Data extract ▸
******************************
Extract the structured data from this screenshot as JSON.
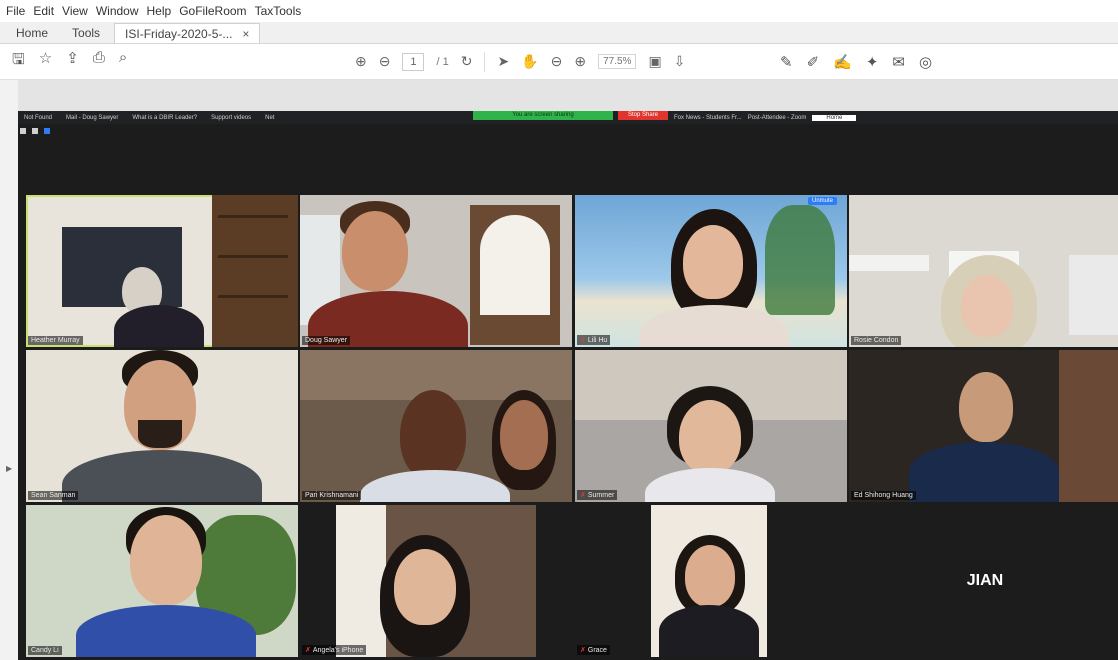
{
  "menubar": {
    "items": [
      "File",
      "Edit",
      "View",
      "Window",
      "Help",
      "GoFileRoom",
      "TaxTools"
    ]
  },
  "tabs": {
    "home": "Home",
    "tools": "Tools",
    "document": "ISI-Friday-2020-5-...",
    "close_symbol": "×"
  },
  "toolbar": {
    "page_current": "1",
    "page_total": "/ 1",
    "zoom": "77.5%"
  },
  "browser": {
    "tabs": [
      "Not Found",
      "Mail - Doug Sawyer",
      "What is a DBIR Leader?",
      "Support videos",
      "Net",
      "Fox News - Students Fr...",
      "Post-Attendee - Zoom",
      "Home"
    ],
    "share_text": "You are screen sharing",
    "stop_share": "Stop Share"
  },
  "participants": [
    {
      "name": "Heather Murray",
      "muted": false
    },
    {
      "name": "Doug Sawyer",
      "muted": false
    },
    {
      "name": "Lili Hu",
      "muted": true
    },
    {
      "name": "Rosie Condon",
      "muted": false
    },
    {
      "name": "Sean Sanman",
      "muted": false
    },
    {
      "name": "Pari Krishnamani",
      "muted": false
    },
    {
      "name": "Summer",
      "muted": true
    },
    {
      "name": "Ed Shihong Huang",
      "muted": false
    },
    {
      "name": "Candy Li",
      "muted": false
    },
    {
      "name": "Angela's iPhone",
      "muted": true
    },
    {
      "name": "Grace",
      "muted": true
    },
    {
      "name": "JIAN",
      "muted": false
    }
  ],
  "badge": "Unmute",
  "colors": {
    "share_green": "#2fb34a",
    "stop_red": "#e0342c",
    "active_speaker": "#c8e06c",
    "zoom_blue": "#2e7df6"
  }
}
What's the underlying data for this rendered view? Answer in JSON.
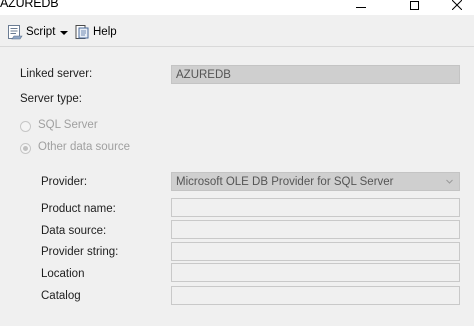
{
  "window": {
    "title": "AZUREDB"
  },
  "toolbar": {
    "script_label": "Script",
    "help_label": "Help"
  },
  "form": {
    "linked_server_label": "Linked server:",
    "linked_server_value": "AZUREDB",
    "server_type_label": "Server type:",
    "radio_sql_server": "SQL Server",
    "radio_other": "Other data source",
    "provider_label": "Provider:",
    "provider_value": "Microsoft OLE DB Provider for SQL Server",
    "product_name_label": "Product name:",
    "data_source_label": "Data source:",
    "provider_string_label": "Provider string:",
    "location_label": "Location",
    "catalog_label": "Catalog"
  }
}
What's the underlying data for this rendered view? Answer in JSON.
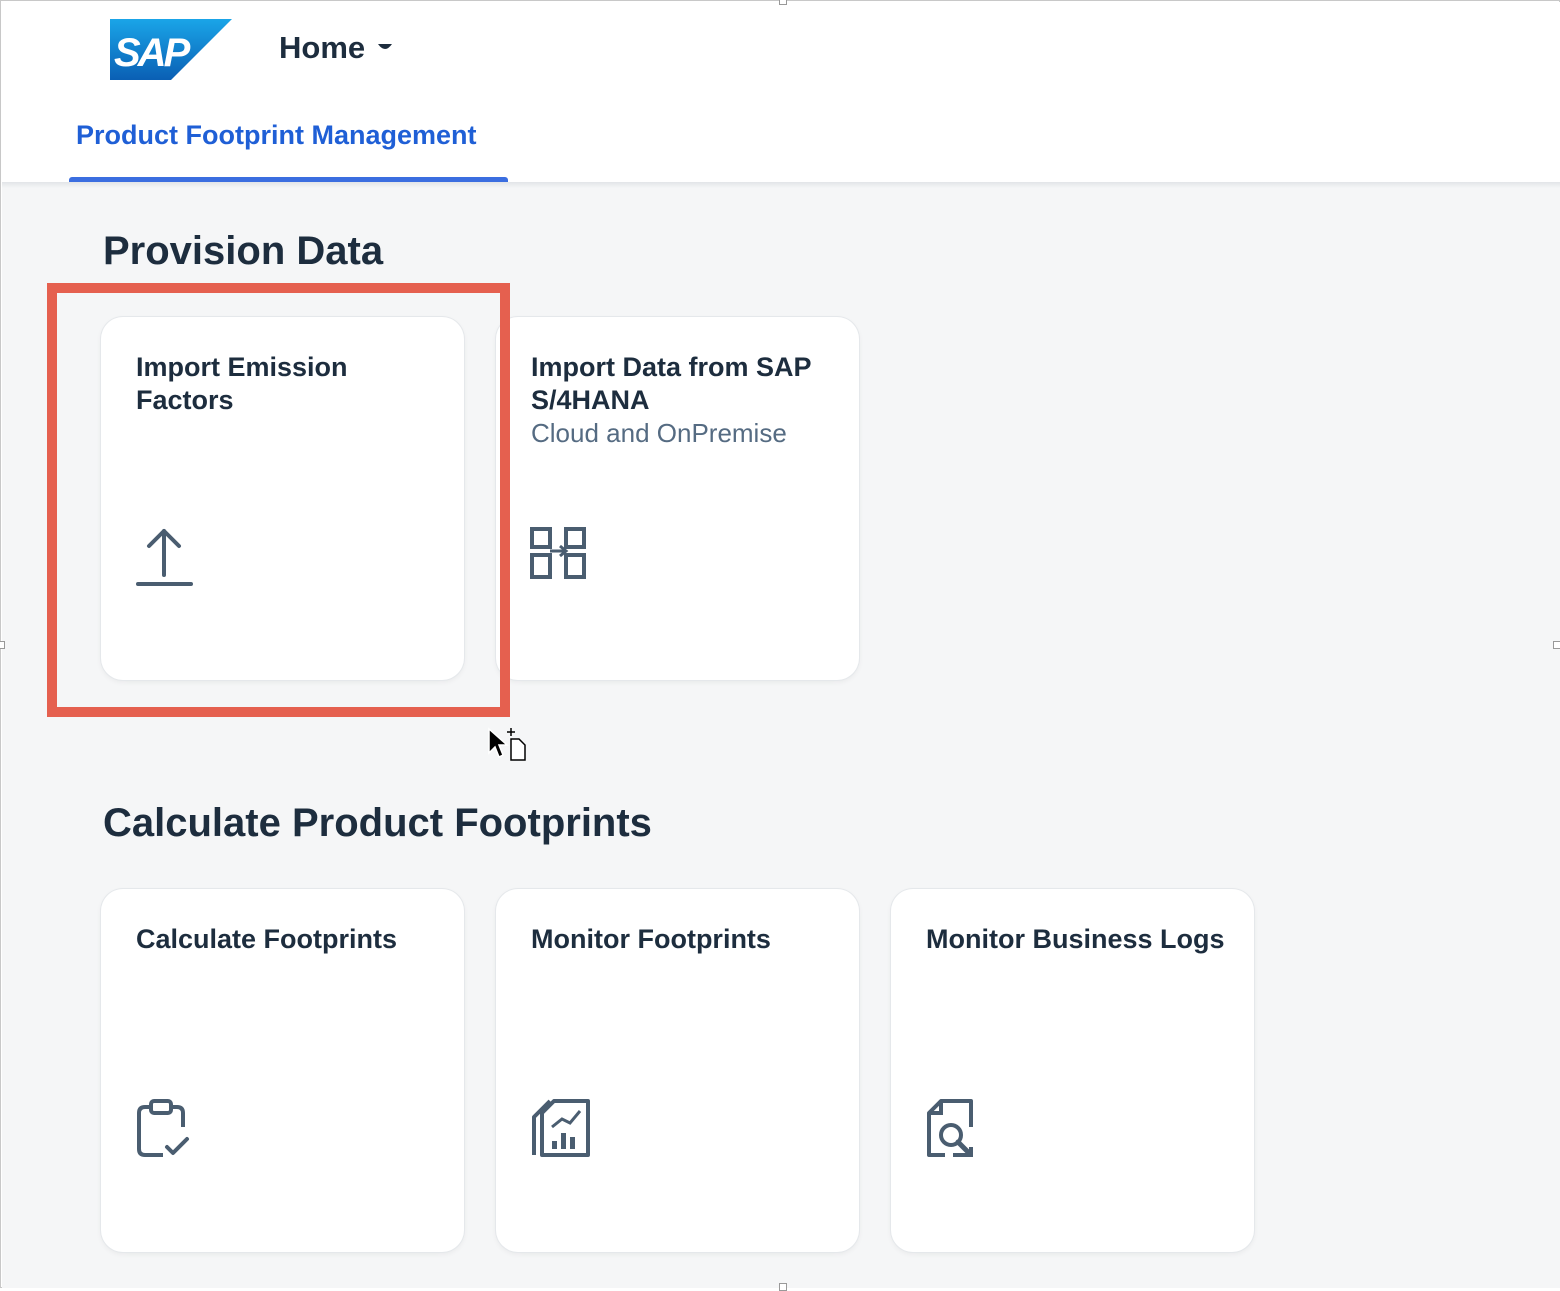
{
  "shell": {
    "logo_text": "SAP",
    "home_label": "Home",
    "tab_label": "Product Footprint Management"
  },
  "sections": [
    {
      "title": "Provision Data",
      "tiles": [
        {
          "title": "Import Emission Factors",
          "subtitle": "",
          "icon": "upload-icon"
        },
        {
          "title": "Import Data from SAP S/4HANA",
          "subtitle": "Cloud and OnPremise",
          "icon": "data-exchange-icon"
        }
      ]
    },
    {
      "title": "Calculate Product Footprints",
      "tiles": [
        {
          "title": "Calculate Footprints",
          "subtitle": "",
          "icon": "clipboard-check-icon"
        },
        {
          "title": "Monitor Footprints",
          "subtitle": "",
          "icon": "report-chart-icon"
        },
        {
          "title": "Monitor Business Logs",
          "subtitle": "",
          "icon": "document-search-icon"
        }
      ]
    }
  ],
  "colors": {
    "accent": "#3b6ee0",
    "highlight": "#e5604f",
    "text": "#1d2d3e",
    "icon": "#4a5d70",
    "background": "#f5f6f7"
  }
}
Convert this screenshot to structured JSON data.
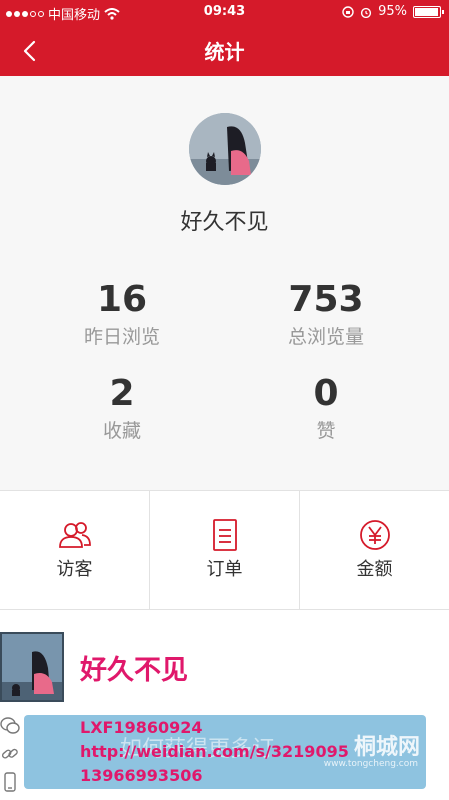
{
  "status_bar": {
    "carrier": "中国移动",
    "time": "09:43",
    "battery_text": "95%",
    "battery_level": 0.95
  },
  "nav": {
    "title": "统计",
    "back_icon": "chevron-left-icon"
  },
  "profile": {
    "name": "好久不见"
  },
  "stats": [
    {
      "value": "16",
      "label": "昨日浏览"
    },
    {
      "value": "753",
      "label": "总浏览量"
    },
    {
      "value": "2",
      "label": "收藏"
    },
    {
      "value": "0",
      "label": "赞"
    }
  ],
  "actions": [
    {
      "label": "访客",
      "icon": "visitors-icon"
    },
    {
      "label": "订单",
      "icon": "order-icon"
    },
    {
      "label": "金额",
      "icon": "yuan-icon"
    }
  ],
  "colors": {
    "brand_red": "#d51a2a",
    "pink_text": "#e0186b",
    "banner_blue": "#8ec3e0"
  },
  "ad": {
    "name": "好久不见",
    "lines": [
      "LXF19860924",
      "http://weidian.com/s/3219095",
      "13966993506"
    ],
    "watermark_left": "如何获得更多订",
    "watermark": "桐城网",
    "watermark_sub": "www.tongcheng.com"
  }
}
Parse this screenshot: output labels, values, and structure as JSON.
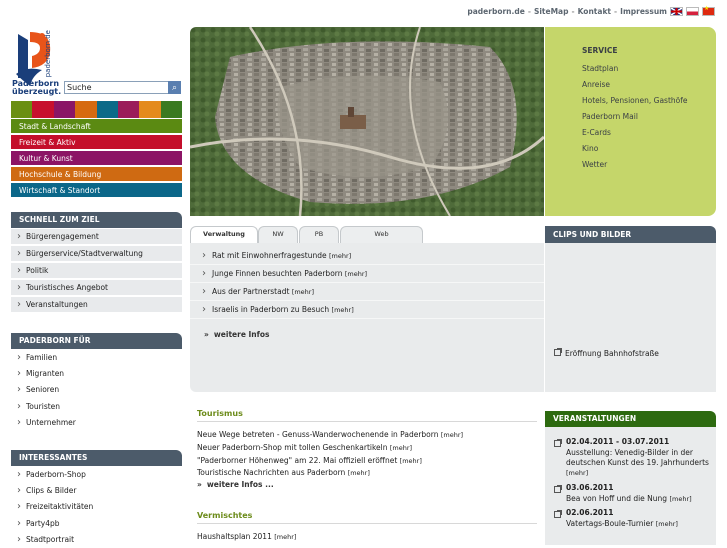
{
  "toplinks": {
    "domain": "paderborn.de",
    "sitemap": "SiteMap",
    "kontakt": "Kontakt",
    "impressum": "Impressum",
    "sep": "-"
  },
  "logo": {
    "vertical": "paderborn.de",
    "line1": "Paderborn",
    "line2": "überzeugt."
  },
  "search": {
    "value": "Suche"
  },
  "strip_colors": [
    "#6a8f12",
    "#c7102e",
    "#8a1566",
    "#d66a10",
    "#0c6a88",
    "#9b1c5a",
    "#e48a1c",
    "#3a7a20"
  ],
  "categories": [
    {
      "label": "Stadt & Landschaft",
      "color": "#5b8a12"
    },
    {
      "label": "Freizeit & Aktiv",
      "color": "#c40f2b"
    },
    {
      "label": "Kultur & Kunst",
      "color": "#8c1465"
    },
    {
      "label": "Hochschule & Bildung",
      "color": "#cf6a12"
    },
    {
      "label": "Wirtschaft & Standort",
      "color": "#0b6789"
    }
  ],
  "schnell": {
    "title": "SCHNELL ZUM ZIEL",
    "items": [
      "Bürgerengagement",
      "Bürgerservice/Stadtverwaltung",
      "Politik",
      "Touristisches Angebot",
      "Veranstaltungen"
    ]
  },
  "paderborn_fuer": {
    "title": "PADERBORN FÜR",
    "items": [
      "Familien",
      "Migranten",
      "Senioren",
      "Touristen",
      "Unternehmer"
    ]
  },
  "interessantes": {
    "title": "INTERESSANTES",
    "items": [
      "Paderborn-Shop",
      "Clips & Bilder",
      "Freizeitaktivitäten",
      "Party4pb",
      "Stadtportrait"
    ]
  },
  "service": {
    "title": "SERVICE",
    "items": [
      "Stadtplan",
      "Anreise",
      "Hotels, Pensionen, Gasthöfe",
      "Paderborn Mail",
      "E-Cards",
      "Kino",
      "Wetter"
    ]
  },
  "tabs": [
    "Verwaltung",
    "NW",
    "PB",
    "Web"
  ],
  "news": {
    "mehr": "[mehr]",
    "items": [
      "Rat mit Einwohnerfragestunde",
      "Junge Finnen besuchten Paderborn",
      "Aus der Partnerstadt",
      "Israelis in Paderborn zu Besuch"
    ],
    "more": "weitere Infos"
  },
  "clips": {
    "title": "CLIPS UND BILDER",
    "item": "Eröffnung Bahnhofstraße"
  },
  "tourismus": {
    "title": "Tourismus",
    "lines": [
      "Neue Wege betreten - Genuss-Wanderwochenende in Paderborn",
      "Neuer Paderborn-Shop mit tollen Geschenkartikeln",
      "\"Paderborner Höhenweg\" am 22. Mai offiziell eröffnet",
      "Touristische Nachrichten aus Paderborn"
    ],
    "more": "weitere Infos ..."
  },
  "vermischtes": {
    "title": "Vermischtes",
    "lines": [
      "Haushaltsplan 2011"
    ]
  },
  "veranstaltungen": {
    "title": "VERANSTALTUNGEN",
    "events": [
      {
        "date": "02.04.2011 - 03.07.2011",
        "text": "Ausstellung: Venedig-Bilder in der deutschen Kunst des 19. Jahrhunderts",
        "mehr": "[mehr]"
      },
      {
        "date": "03.06.2011",
        "text": "Bea von Hoff und die Nung",
        "mehr": "[mehr]"
      },
      {
        "date": "02.06.2011",
        "text": "Vatertags-Boule-Turnier",
        "mehr": "[mehr]"
      }
    ]
  }
}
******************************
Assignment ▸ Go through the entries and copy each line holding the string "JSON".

Exercise output ▸
Extract the structured data from this screenshot as JSON.
What's the underlying data for this rendered view? Answer in JSON.
What's the underlying data for this rendered view? Answer in JSON.
Convert this screenshot to structured JSON data.
Parse this screenshot: output labels, values, and structure as JSON.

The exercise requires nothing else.